### About this exercise
Reproduce every entry word for word. Drop all pictures from the copy.
Source data below:
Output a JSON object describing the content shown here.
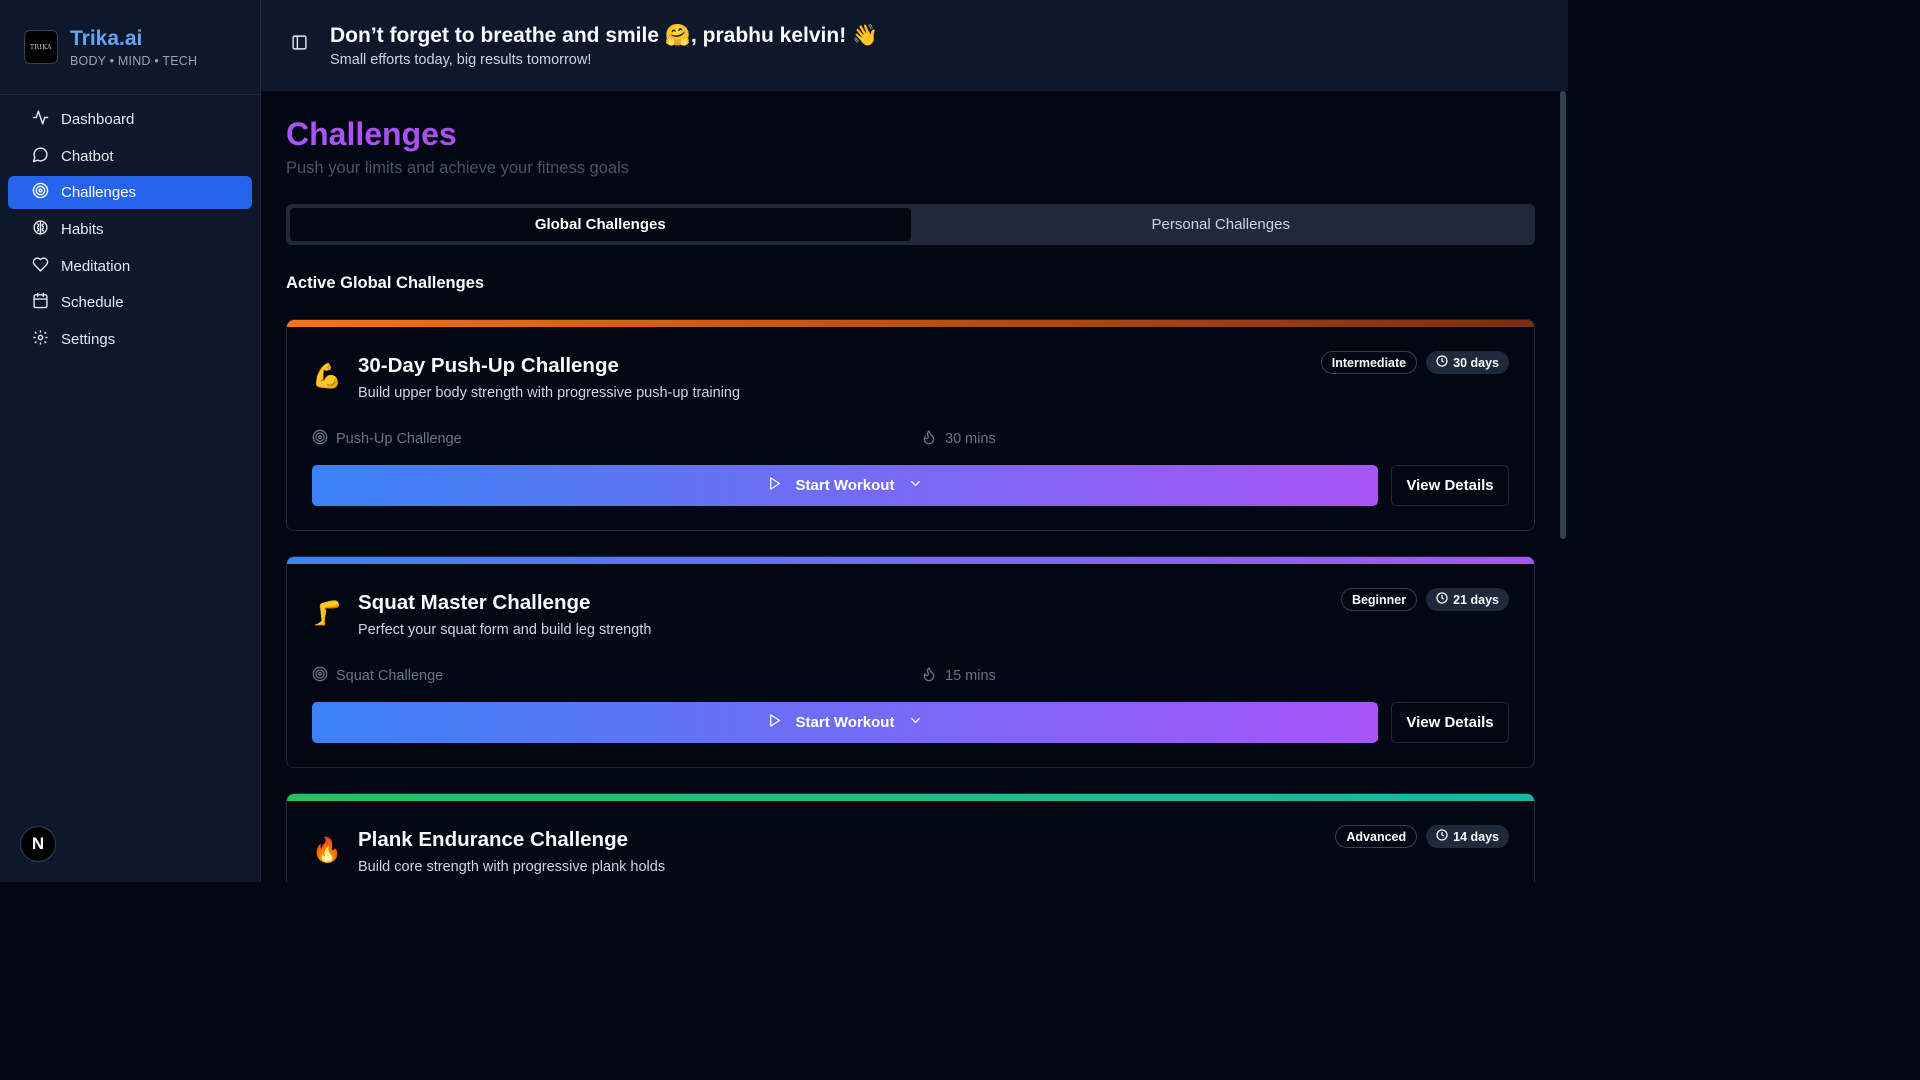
{
  "sidebar": {
    "brand": {
      "name": "Trika.ai",
      "tagline": "BODY • MIND • TECH",
      "logo_text": "TRIKA"
    },
    "items": [
      {
        "label": "Dashboard",
        "icon": "activity-icon",
        "active": false
      },
      {
        "label": "Chatbot",
        "icon": "chat-icon",
        "active": false
      },
      {
        "label": "Challenges",
        "icon": "target-icon",
        "active": true
      },
      {
        "label": "Habits",
        "icon": "brain-icon",
        "active": false
      },
      {
        "label": "Meditation",
        "icon": "heart-icon",
        "active": false
      },
      {
        "label": "Schedule",
        "icon": "calendar-icon",
        "active": false
      },
      {
        "label": "Settings",
        "icon": "gear-icon",
        "active": false
      }
    ],
    "avatar_letter": "N"
  },
  "header": {
    "greeting": "Don’t forget to breathe and smile 🤗, prabhu kelvin! 👋",
    "subtext": "Small efforts today, big results tomorrow!"
  },
  "page": {
    "title": "Challenges",
    "subtitle": "Push your limits and achieve your fitness goals",
    "tabs": [
      {
        "label": "Global Challenges",
        "active": true
      },
      {
        "label": "Personal Challenges",
        "active": false
      }
    ],
    "section_title": "Active Global Challenges"
  },
  "challenges": [
    {
      "emoji": "💪",
      "title": "30-Day Push-Up Challenge",
      "description": "Build upper body strength with progressive push-up training",
      "level": "Intermediate",
      "days": "30 days",
      "category": "Push-Up Challenge",
      "duration": "30 mins",
      "start_label": "Start Workout",
      "details_label": "View Details",
      "bar_gradient": [
        "#f97316",
        "#7c2d12"
      ]
    },
    {
      "emoji": "🦵",
      "title": "Squat Master Challenge",
      "description": "Perfect your squat form and build leg strength",
      "level": "Beginner",
      "days": "21 days",
      "category": "Squat Challenge",
      "duration": "15 mins",
      "start_label": "Start Workout",
      "details_label": "View Details",
      "bar_gradient": [
        "#3b82f6",
        "#a855f7"
      ]
    },
    {
      "emoji": "🔥",
      "title": "Plank Endurance Challenge",
      "description": "Build core strength with progressive plank holds",
      "level": "Advanced",
      "days": "14 days",
      "bar_gradient": [
        "#22c55e",
        "#14b8a6"
      ]
    }
  ],
  "colors": {
    "accent": "#2563eb",
    "title_gradient": [
      "#a855f7",
      "#c026d3"
    ],
    "button_gradient": [
      "#3b82f6",
      "#a855f7"
    ]
  }
}
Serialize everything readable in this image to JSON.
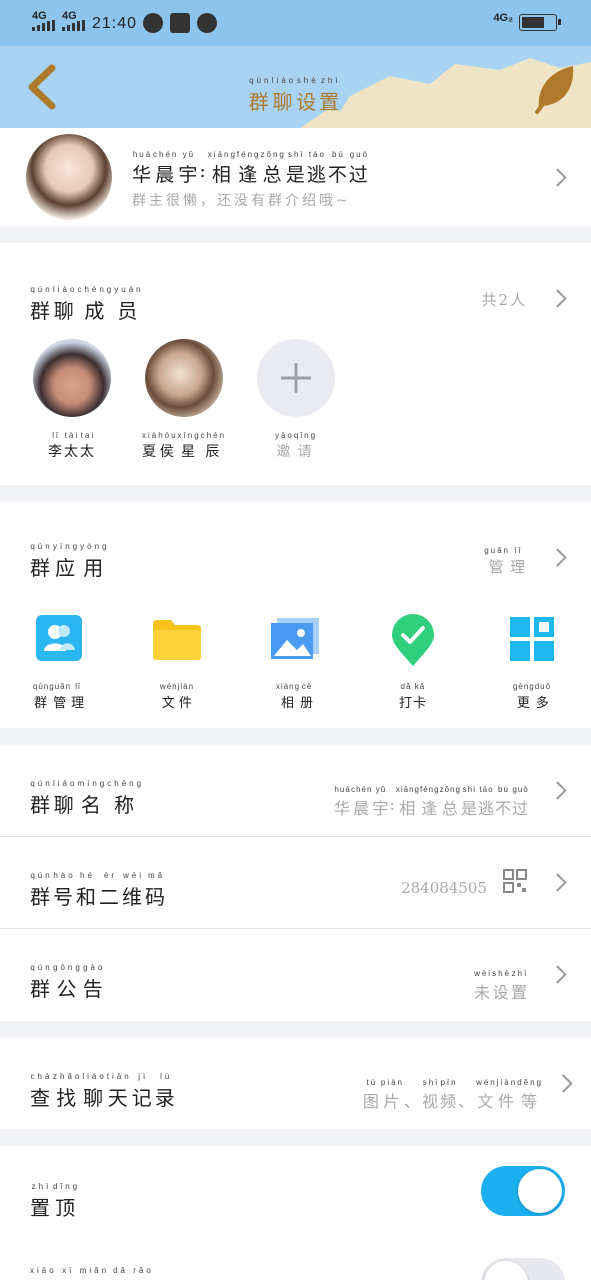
{
  "status_bar": {
    "signal1": "4G",
    "signal2": "4G",
    "time": "21:40",
    "net_right": "4G₂"
  },
  "header": {
    "title": "群聊设置",
    "title_pinyin": [
      "qún",
      "liáo",
      "shè",
      "zhì"
    ]
  },
  "group_profile": {
    "name": "华晨宇:相逢总是逃不过",
    "name_pinyin": [
      "huá",
      "chén",
      "yǔ",
      "",
      "xiāng",
      "féng",
      "zǒng",
      "shì",
      "táo",
      "bù",
      "guò"
    ],
    "intro": "群主很懒，还没有群介绍哦~"
  },
  "members": {
    "label": "群聊成员",
    "label_pinyin": [
      "qún",
      "liáo",
      "chéng",
      "yuán"
    ],
    "count": "共2人",
    "list": [
      {
        "name": "李太太",
        "pinyin": [
          "lǐ",
          "tài",
          "tai"
        ]
      },
      {
        "name": "夏侯星辰",
        "pinyin": [
          "xià",
          "hóu",
          "xīng",
          "chén"
        ]
      }
    ],
    "invite": "邀请"
  },
  "apps": {
    "label": "群应用",
    "label_pinyin": [
      "qún",
      "yìng",
      "yòng"
    ],
    "manage": "管理",
    "items": [
      {
        "label": "群管理",
        "icon": "group-manage-icon",
        "color": "#2ab6f0"
      },
      {
        "label": "文件",
        "icon": "folder-icon",
        "color": "#f8c21b"
      },
      {
        "label": "相册",
        "icon": "album-icon",
        "color": "#4a9cf2"
      },
      {
        "label": "打卡",
        "icon": "checkin-icon",
        "color": "#2fcf7b"
      },
      {
        "label": "更多",
        "icon": "more-grid-icon",
        "color": "#1fb8ee"
      }
    ]
  },
  "settings": {
    "group_name": {
      "label": "群聊名称",
      "value": "华晨宇:相逢总是逃不过"
    },
    "group_qr": {
      "label": "群号和二维码",
      "value": "284084505"
    },
    "notice": {
      "label": "群公告",
      "value": "未设置"
    },
    "search_chat": {
      "label": "查找聊天记录",
      "value": "图片、视频、文件等"
    },
    "pin_top": {
      "label": "置顶",
      "on": true
    },
    "next_row": {
      "label": "消息免打扰",
      "on": false
    }
  },
  "colors": {
    "accent": "#1bb0f0",
    "header_bg": "#a9d3f3",
    "status_bg": "#8dc4ee",
    "brown": "#b07a2c"
  }
}
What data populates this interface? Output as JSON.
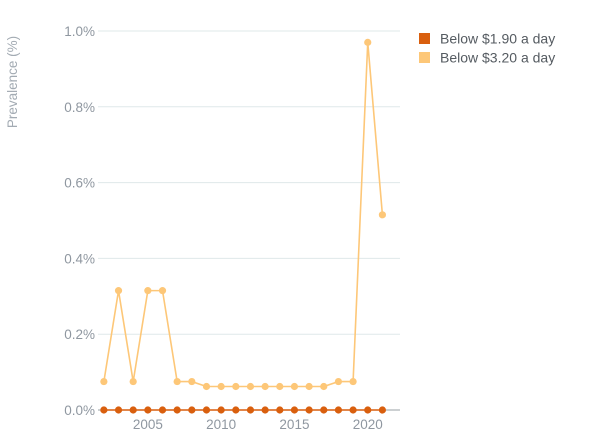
{
  "chart_data": {
    "type": "line",
    "title": "",
    "xlabel": "",
    "ylabel": "Prevalence (%)",
    "xlim": [
      2001.6,
      2022.2
    ],
    "ylim": [
      0,
      1.0
    ],
    "x_ticks": [
      2005,
      2010,
      2015,
      2020
    ],
    "y_ticks": [
      0,
      0.2,
      0.4,
      0.6,
      0.8,
      1.0
    ],
    "y_tick_labels": [
      "0.0%",
      "0.2%",
      "0.4%",
      "0.6%",
      "0.8%",
      "1.0%"
    ],
    "grid": "horizontal",
    "legend": "top-right",
    "x": [
      2002,
      2003,
      2004,
      2005,
      2006,
      2007,
      2008,
      2009,
      2010,
      2011,
      2012,
      2013,
      2014,
      2015,
      2016,
      2017,
      2018,
      2019,
      2020,
      2021
    ],
    "series": [
      {
        "name": "Below $1.90 a day",
        "color": "#d95f0e",
        "values": [
          0,
          0,
          0,
          0,
          0,
          0,
          0,
          0,
          0,
          0,
          0,
          0,
          0,
          0,
          0,
          0,
          0,
          0,
          0,
          0
        ]
      },
      {
        "name": "Below $3.20 a day",
        "color": "#fdc778",
        "values": [
          0.075,
          0.315,
          0.075,
          0.315,
          0.315,
          0.075,
          0.075,
          0.062,
          0.062,
          0.062,
          0.062,
          0.062,
          0.062,
          0.062,
          0.062,
          0.062,
          0.075,
          0.075,
          0.97,
          0.515
        ]
      }
    ]
  }
}
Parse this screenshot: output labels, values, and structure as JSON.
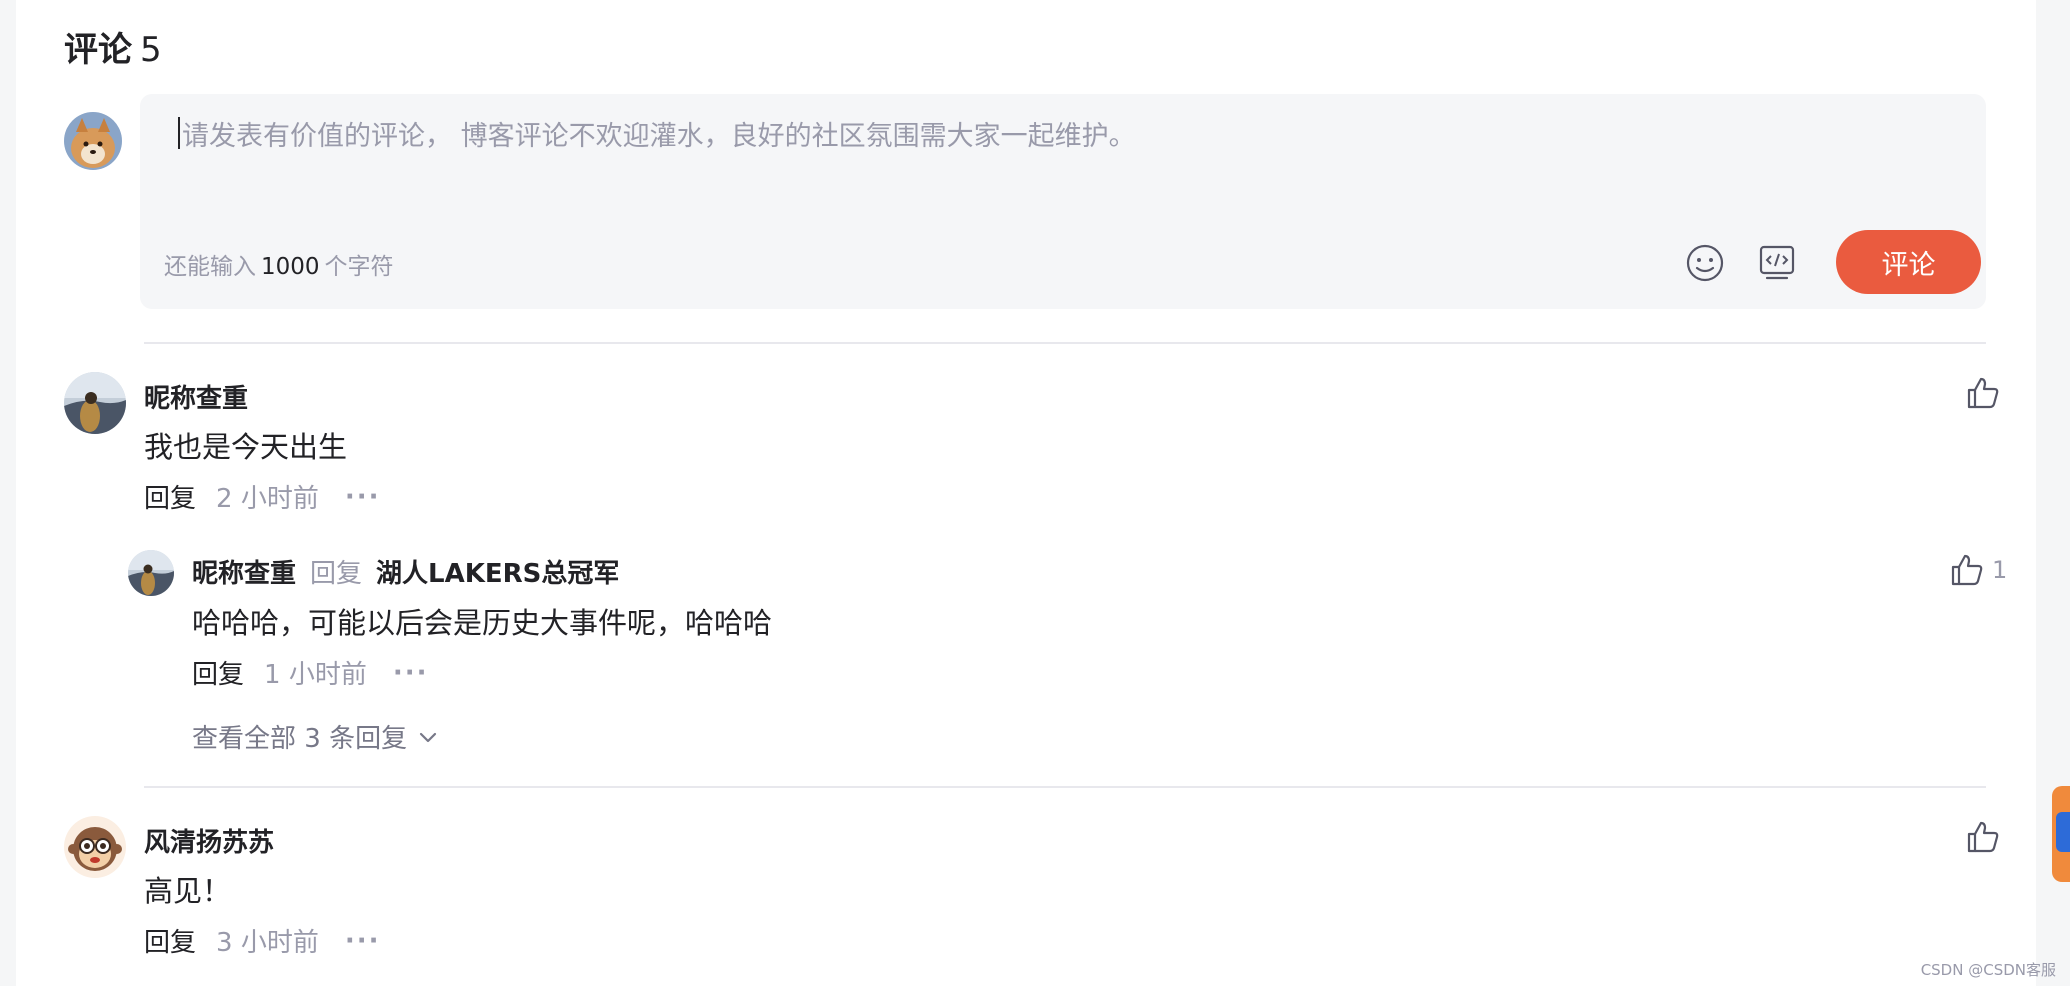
{
  "header": {
    "title": "评论",
    "count": "5"
  },
  "editor": {
    "placeholder": "请发表有价值的评论， 博客评论不欢迎灌水，良好的社区氛围需大家一起维护。",
    "counter_prefix": "还能输入",
    "counter_value": "1000",
    "counter_suffix": "个字符",
    "submit_label": "评论",
    "emoji_icon": "emoji-icon",
    "code_icon": "code-icon"
  },
  "comments": [
    {
      "author": "昵称查重",
      "content": "我也是今天出生",
      "reply_label": "回复",
      "time": "2 小时前",
      "more": "···",
      "replies": [
        {
          "author": "昵称查重",
          "reply_word": "回复",
          "target": "湖人LAKERS总冠军",
          "content": "哈哈哈，可能以后会是历史大事件呢，哈哈哈",
          "reply_label": "回复",
          "time": "1 小时前",
          "more": "···",
          "likes": "1"
        }
      ],
      "view_all": "查看全部 3 条回复"
    },
    {
      "author": "风清扬苏苏",
      "content": "高见！",
      "reply_label": "回复",
      "time": "3 小时前",
      "more": "···"
    }
  ],
  "watermark": "CSDN @CSDN客服",
  "colors": {
    "accent": "#ea5b3f",
    "text": "#222226",
    "muted": "#999aaa",
    "editor_bg": "#f5f6f8"
  }
}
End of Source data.
### Output of the exercise
Output a JSON object describing the content shown here.
{
  "sidebar": {
    "brand": {
      "name": "Trika.ai",
      "tagline": "BODY • MIND • TECH",
      "logo_text": "TRIKA"
    },
    "items": [
      {
        "label": "Dashboard",
        "icon": "activity-icon",
        "active": false
      },
      {
        "label": "Chatbot",
        "icon": "chat-icon",
        "active": false
      },
      {
        "label": "Challenges",
        "icon": "target-icon",
        "active": true
      },
      {
        "label": "Habits",
        "icon": "brain-icon",
        "active": false
      },
      {
        "label": "Meditation",
        "icon": "heart-icon",
        "active": false
      },
      {
        "label": "Schedule",
        "icon": "calendar-icon",
        "active": false
      },
      {
        "label": "Settings",
        "icon": "gear-icon",
        "active": false
      }
    ],
    "avatar_letter": "N"
  },
  "header": {
    "greeting": "Don’t forget to breathe and smile 🤗, prabhu kelvin! 👋",
    "subtext": "Small efforts today, big results tomorrow!"
  },
  "page": {
    "title": "Challenges",
    "subtitle": "Push your limits and achieve your fitness goals",
    "tabs": [
      {
        "label": "Global Challenges",
        "active": true
      },
      {
        "label": "Personal Challenges",
        "active": false
      }
    ],
    "section_title": "Active Global Challenges"
  },
  "challenges": [
    {
      "emoji": "💪",
      "title": "30-Day Push-Up Challenge",
      "description": "Build upper body strength with progressive push-up training",
      "level": "Intermediate",
      "days": "30 days",
      "category": "Push-Up Challenge",
      "duration": "30 mins",
      "start_label": "Start Workout",
      "details_label": "View Details",
      "bar_gradient": [
        "#f97316",
        "#7c2d12"
      ]
    },
    {
      "emoji": "🦵",
      "title": "Squat Master Challenge",
      "description": "Perfect your squat form and build leg strength",
      "level": "Beginner",
      "days": "21 days",
      "category": "Squat Challenge",
      "duration": "15 mins",
      "start_label": "Start Workout",
      "details_label": "View Details",
      "bar_gradient": [
        "#3b82f6",
        "#a855f7"
      ]
    },
    {
      "emoji": "🔥",
      "title": "Plank Endurance Challenge",
      "description": "Build core strength with progressive plank holds",
      "level": "Advanced",
      "days": "14 days",
      "bar_gradient": [
        "#22c55e",
        "#14b8a6"
      ]
    }
  ],
  "colors": {
    "accent": "#2563eb",
    "title_gradient": [
      "#a855f7",
      "#c026d3"
    ],
    "button_gradient": [
      "#3b82f6",
      "#a855f7"
    ]
  }
}
Serialize everything readable in this image to JSON.
{
  "status_bar": {
    "signal1": "4G",
    "signal2": "4G",
    "time": "21:40",
    "net_right": "4G₂"
  },
  "header": {
    "title": "群聊设置",
    "title_pinyin": [
      "qún",
      "liáo",
      "shè",
      "zhì"
    ]
  },
  "group_profile": {
    "name": "华晨宇:相逢总是逃不过",
    "name_pinyin": [
      "huá",
      "chén",
      "yǔ",
      "",
      "xiāng",
      "féng",
      "zǒng",
      "shì",
      "táo",
      "bù",
      "guò"
    ],
    "intro": "群主很懒，还没有群介绍哦~"
  },
  "members": {
    "label": "群聊成员",
    "label_pinyin": [
      "qún",
      "liáo",
      "chéng",
      "yuán"
    ],
    "count": "共2人",
    "list": [
      {
        "name": "李太太",
        "pinyin": [
          "lǐ",
          "tài",
          "tai"
        ]
      },
      {
        "name": "夏侯星辰",
        "pinyin": [
          "xià",
          "hóu",
          "xīng",
          "chén"
        ]
      }
    ],
    "invite": "邀请"
  },
  "apps": {
    "label": "群应用",
    "label_pinyin": [
      "qún",
      "yìng",
      "yòng"
    ],
    "manage": "管理",
    "items": [
      {
        "label": "群管理",
        "icon": "group-manage-icon",
        "color": "#2ab6f0"
      },
      {
        "label": "文件",
        "icon": "folder-icon",
        "color": "#f8c21b"
      },
      {
        "label": "相册",
        "icon": "album-icon",
        "color": "#4a9cf2"
      },
      {
        "label": "打卡",
        "icon": "checkin-icon",
        "color": "#2fcf7b"
      },
      {
        "label": "更多",
        "icon": "more-grid-icon",
        "color": "#1fb8ee"
      }
    ]
  },
  "settings": {
    "group_name": {
      "label": "群聊名称",
      "value": "华晨宇:相逢总是逃不过"
    },
    "group_qr": {
      "label": "群号和二维码",
      "value": "284084505"
    },
    "notice": {
      "label": "群公告",
      "value": "未设置"
    },
    "search_chat": {
      "label": "查找聊天记录",
      "value": "图片、视频、文件等"
    },
    "pin_top": {
      "label": "置顶",
      "on": true
    },
    "next_row": {
      "label": "消息免打扰",
      "on": false
    }
  },
  "colors": {
    "accent": "#1bb0f0",
    "header_bg": "#a9d3f3",
    "status_bg": "#8dc4ee",
    "brown": "#b07a2c"
  }
}
What data populates this interface? Output as JSON.
{
  "chart_data": {
    "type": "line",
    "title": "",
    "xlabel": "",
    "ylabel": "Prevalence (%)",
    "xlim": [
      2001.6,
      2022.2
    ],
    "ylim": [
      0,
      1.0
    ],
    "x_ticks": [
      2005,
      2010,
      2015,
      2020
    ],
    "y_ticks": [
      0,
      0.2,
      0.4,
      0.6,
      0.8,
      1.0
    ],
    "y_tick_labels": [
      "0.0%",
      "0.2%",
      "0.4%",
      "0.6%",
      "0.8%",
      "1.0%"
    ],
    "grid": "horizontal",
    "legend": "top-right",
    "x": [
      2002,
      2003,
      2004,
      2005,
      2006,
      2007,
      2008,
      2009,
      2010,
      2011,
      2012,
      2013,
      2014,
      2015,
      2016,
      2017,
      2018,
      2019,
      2020,
      2021
    ],
    "series": [
      {
        "name": "Below $1.90 a day",
        "color": "#d95f0e",
        "values": [
          0,
          0,
          0,
          0,
          0,
          0,
          0,
          0,
          0,
          0,
          0,
          0,
          0,
          0,
          0,
          0,
          0,
          0,
          0,
          0
        ]
      },
      {
        "name": "Below $3.20 a day",
        "color": "#fdc778",
        "values": [
          0.075,
          0.315,
          0.075,
          0.315,
          0.315,
          0.075,
          0.075,
          0.062,
          0.062,
          0.062,
          0.062,
          0.062,
          0.062,
          0.062,
          0.062,
          0.062,
          0.075,
          0.075,
          0.97,
          0.515
        ]
      }
    ]
  }
}
Parse this screenshot: output labels, values, and structure as JSON.
{
  "header": {
    "title": "评论",
    "count": "5"
  },
  "editor": {
    "placeholder": "请发表有价值的评论， 博客评论不欢迎灌水，良好的社区氛围需大家一起维护。",
    "counter_prefix": "还能输入",
    "counter_value": "1000",
    "counter_suffix": "个字符",
    "submit_label": "评论",
    "emoji_icon": "emoji-icon",
    "code_icon": "code-icon"
  },
  "comments": [
    {
      "author": "昵称查重",
      "content": "我也是今天出生",
      "reply_label": "回复",
      "time": "2 小时前",
      "more": "···",
      "replies": [
        {
          "author": "昵称查重",
          "reply_word": "回复",
          "target": "湖人LAKERS总冠军",
          "content": "哈哈哈，可能以后会是历史大事件呢，哈哈哈",
          "reply_label": "回复",
          "time": "1 小时前",
          "more": "···",
          "likes": "1"
        }
      ],
      "view_all": "查看全部 3 条回复"
    },
    {
      "author": "风清扬苏苏",
      "content": "高见！",
      "reply_label": "回复",
      "time": "3 小时前",
      "more": "···"
    }
  ],
  "watermark": "CSDN @CSDN客服",
  "colors": {
    "accent": "#ea5b3f",
    "text": "#222226",
    "muted": "#999aaa",
    "editor_bg": "#f5f6f8"
  }
}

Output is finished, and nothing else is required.